From the home mortgage market being essentially frozen to commercial real-estate projects being abandoned, leaving the subcontractors holding the bag, down to replacement and remodeling markets suddenly vanishing because home and business owners are afraid to spend a penny, our world as contractors, project managers, estimators and just poor working stiffs has been turned upside down overnight. We're all going to have to cope with this new reality.
But what new reality is this “new reality?”
Fate, dumb luck and the powers that be haven't decided the specifics of that yet, but I'm pretty sure it will include a handful of new business paradigms.
First, all new construction will be driven by actual local and national market demand, not by speculation. This means a definitely smaller and shrunken pie in most local and regional markets, but there will be a pie, nonetheless, to divide up. You might not like the new filling or crust, but there will be enough to go around for all that are left at the table.
Second, success or failure in the future will depend on what you do now to hang on with some liquid and goodwill assets intact for when the recovery eventually begins. What has happened in the first stages of this Great Depression redux has had as much to do with losses of face and faith as it had to do with straight economics. Fear begets fear. It's like a giant dam breaking, sweeping along all those in its path that didn't see those first few cracks before it gave way.
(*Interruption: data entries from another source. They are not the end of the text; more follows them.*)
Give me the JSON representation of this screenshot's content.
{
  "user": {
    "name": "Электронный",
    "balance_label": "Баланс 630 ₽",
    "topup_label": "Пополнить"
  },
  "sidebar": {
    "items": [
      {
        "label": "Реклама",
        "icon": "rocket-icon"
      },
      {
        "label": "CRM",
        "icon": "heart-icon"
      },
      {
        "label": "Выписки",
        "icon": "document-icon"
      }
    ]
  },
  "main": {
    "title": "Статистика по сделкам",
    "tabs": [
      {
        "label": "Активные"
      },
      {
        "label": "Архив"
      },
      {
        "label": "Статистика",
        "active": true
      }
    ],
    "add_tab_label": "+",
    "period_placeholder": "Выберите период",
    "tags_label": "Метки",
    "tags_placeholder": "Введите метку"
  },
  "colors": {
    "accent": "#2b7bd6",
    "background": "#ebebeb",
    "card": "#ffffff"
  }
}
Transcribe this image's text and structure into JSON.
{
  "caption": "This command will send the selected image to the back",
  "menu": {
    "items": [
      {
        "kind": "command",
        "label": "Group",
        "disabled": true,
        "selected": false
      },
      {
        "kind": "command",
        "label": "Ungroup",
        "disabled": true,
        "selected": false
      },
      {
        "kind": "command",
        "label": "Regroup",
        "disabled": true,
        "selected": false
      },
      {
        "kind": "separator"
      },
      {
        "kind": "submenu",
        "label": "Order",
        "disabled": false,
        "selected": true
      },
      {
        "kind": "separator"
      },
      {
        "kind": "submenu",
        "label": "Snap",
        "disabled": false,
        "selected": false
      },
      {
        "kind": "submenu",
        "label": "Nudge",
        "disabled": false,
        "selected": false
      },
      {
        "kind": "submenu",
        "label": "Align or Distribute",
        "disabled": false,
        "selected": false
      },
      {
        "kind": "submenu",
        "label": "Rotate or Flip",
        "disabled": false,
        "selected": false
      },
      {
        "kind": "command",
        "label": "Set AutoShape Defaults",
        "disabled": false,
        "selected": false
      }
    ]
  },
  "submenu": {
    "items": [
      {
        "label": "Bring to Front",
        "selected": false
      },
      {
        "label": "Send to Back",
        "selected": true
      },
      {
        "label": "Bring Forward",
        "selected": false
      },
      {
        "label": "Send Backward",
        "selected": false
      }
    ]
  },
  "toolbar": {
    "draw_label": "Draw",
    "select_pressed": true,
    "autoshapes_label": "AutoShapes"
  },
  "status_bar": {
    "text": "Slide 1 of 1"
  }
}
Those who had good reputations as being honorable, honest and decent firms and folks will come out of these circumstances in even better shape than when they went in. Reputations for keeping one's word, for being stable and for not being willing to shaft somebody over an extra nickel will be worth even more when it's all over because great reputations will help mitigate fears of instability on the part of potential customers.
Third, our business has been stripped bare of its excesses. That's a good thing. All the fancy new offices, trucks and high-fixed overheads are sinking the firms that bought into the myth that the great times would last forever. In the future, there will be no shame, and it will also be a selling point for a firm, even a large mechanical firm, to operate out of a modest building with none of the trappings of money not well-spent.
This is all well and good, but what about you, my project management and senior estimating brother, what about you? What do you need to do to survive, to keep your head above water when the next series of large waves hit?
The most important things you can do right now are relax and don't panic. This might seem trite and cliché, but I'm serious. What's going to happen is going to happen. You can't do anything about the macro events, you can only do something about how you let the events affect your professional and personal life. If you panic, you're going to make decisions based on fear and not common sense. That will cost you a lot now and even more in the future.
If you have a job, even if your company is on shaky financial ground - for Pete's sake - don't quit it right now no matter how ugly things look. Right now, a job is a job, and income is income. Anyone who has even a few dollars in his pockets is king. Right now, a salary isn't a salary, but cash flow, and you need cash flow to help you survive this storm of disastrous economic times. Jumping ship before it actually sinks to another ship is a calculated risk since you don't know how many holes the other ship has in its hull. At least your head is above water where you're at.
Don't sacrifice your continued long-term strategic game plan for immediate short-term tactical moves. I'm talking specifically about maintaining any and all professional licenses and certifications you may have. If you let any of them lapse right now (I know they're expensive), you'll be in worse shape when we emerge from this mess because most licenses and certifications are much harder to re-earn back. Without them on your resume, you simply won't be as employable as you were before.
Keep your fences mended and your networks strong. Those who have been your fiercest competitors in the past, finding themselves in the same boat, can become valuable allies. Reach out to them and offer to help them if they'll, in turn, help you. Don't be afraid to make the first move. The worst they can say is “no,” and if you build new quality professional friendships and alliances now, you'll be in the catbird's seat once things have settled down.
Finally, find comfort in the fact that what we do as project managers and estimators can never be outsourced. All new building construction and service and remodeling is local, which requires local talent at the job site to be able to actually do the work. Not that the next couple of years, regardless of who may be elected President of the United States, won't be chaotic and full of massive change. But in the end, we will all still end up with decent jobs because we do what only a handful truly have the temperament, knowledge, intelligence, experience and desire to do.
Kent Craig is a second-generation mechanical contractor with unlimited Master's licenses in boilers, air conditioning, heating and plumbing. You may contact him by telephone at 919-521-6895 or via email at [email protected].